## TASK REQUIREMENTS
Would you write out the records below exactly as given?

## DATASET EXTRACT
****************

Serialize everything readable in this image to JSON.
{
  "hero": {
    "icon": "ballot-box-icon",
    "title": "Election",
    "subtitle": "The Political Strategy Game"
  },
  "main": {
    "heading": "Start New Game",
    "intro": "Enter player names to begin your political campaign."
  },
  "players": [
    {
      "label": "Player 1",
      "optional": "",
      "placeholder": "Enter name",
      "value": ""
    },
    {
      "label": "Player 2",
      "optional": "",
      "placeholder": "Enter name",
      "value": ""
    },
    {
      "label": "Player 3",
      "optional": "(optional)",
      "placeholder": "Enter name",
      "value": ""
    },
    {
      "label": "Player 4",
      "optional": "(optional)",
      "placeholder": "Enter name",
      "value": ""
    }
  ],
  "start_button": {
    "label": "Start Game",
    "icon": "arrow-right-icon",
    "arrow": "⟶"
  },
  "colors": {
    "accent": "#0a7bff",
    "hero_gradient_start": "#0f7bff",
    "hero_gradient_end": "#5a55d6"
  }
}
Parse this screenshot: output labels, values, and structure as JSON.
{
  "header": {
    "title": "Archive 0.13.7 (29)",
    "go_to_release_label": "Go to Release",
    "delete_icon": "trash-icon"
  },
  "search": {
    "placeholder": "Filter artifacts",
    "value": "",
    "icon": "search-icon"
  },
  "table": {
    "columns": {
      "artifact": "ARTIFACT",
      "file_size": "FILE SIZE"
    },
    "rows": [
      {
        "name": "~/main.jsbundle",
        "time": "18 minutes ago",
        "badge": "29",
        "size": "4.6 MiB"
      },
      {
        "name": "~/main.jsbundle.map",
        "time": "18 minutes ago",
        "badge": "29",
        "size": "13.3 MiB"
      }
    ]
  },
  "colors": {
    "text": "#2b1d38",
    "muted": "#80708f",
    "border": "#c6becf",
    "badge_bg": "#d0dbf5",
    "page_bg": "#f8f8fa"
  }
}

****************

## WORKED SOLUTION
Serialize everything readable in this image to JSON.
{
  "hero": {
    "icon": "ballot-box-icon",
    "title": "Election",
    "subtitle": "The Political Strategy Game"
  },
  "main": {
    "heading": "Start New Game",
    "intro": "Enter player names to begin your political campaign."
  },
  "players": [
    {
      "label": "Player 1",
      "optional": "",
      "placeholder": "Enter name",
      "value": ""
    },
    {
      "label": "Player 2",
      "optional": "",
      "placeholder": "Enter name",
      "value": ""
    },
    {
      "label": "Player 3",
      "optional": "(optional)",
      "placeholder": "Enter name",
      "value": ""
    },
    {
      "label": "Player 4",
      "optional": "(optional)",
      "placeholder": "Enter name",
      "value": ""
    }
  ],
  "start_button": {
    "label": "Start Game",
    "icon": "arrow-right-icon",
    "arrow": "⟶"
  },
  "colors": {
    "accent": "#0a7bff",
    "hero_gradient_start": "#0f7bff",
    "hero_gradient_end": "#5a55d6"
  }
}
Parse this screenshot: output labels, values, and structure as JSON.
{
  "header": {
    "title": "Archive 0.13.7 (29)",
    "go_to_release_label": "Go to Release",
    "delete_icon": "trash-icon"
  },
  "search": {
    "placeholder": "Filter artifacts",
    "value": "",
    "icon": "search-icon"
  },
  "table": {
    "columns": {
      "artifact": "ARTIFACT",
      "file_size": "FILE SIZE"
    },
    "rows": [
      {
        "name": "~/main.jsbundle",
        "time": "18 minutes ago",
        "badge": "29",
        "size": "4.6 MiB"
      },
      {
        "name": "~/main.jsbundle.map",
        "time": "18 minutes ago",
        "badge": "29",
        "size": "13.3 MiB"
      }
    ]
  },
  "colors": {
    "text": "#2b1d38",
    "muted": "#80708f",
    "border": "#c6becf",
    "badge_bg": "#d0dbf5",
    "page_bg": "#f8f8fa"
  }
}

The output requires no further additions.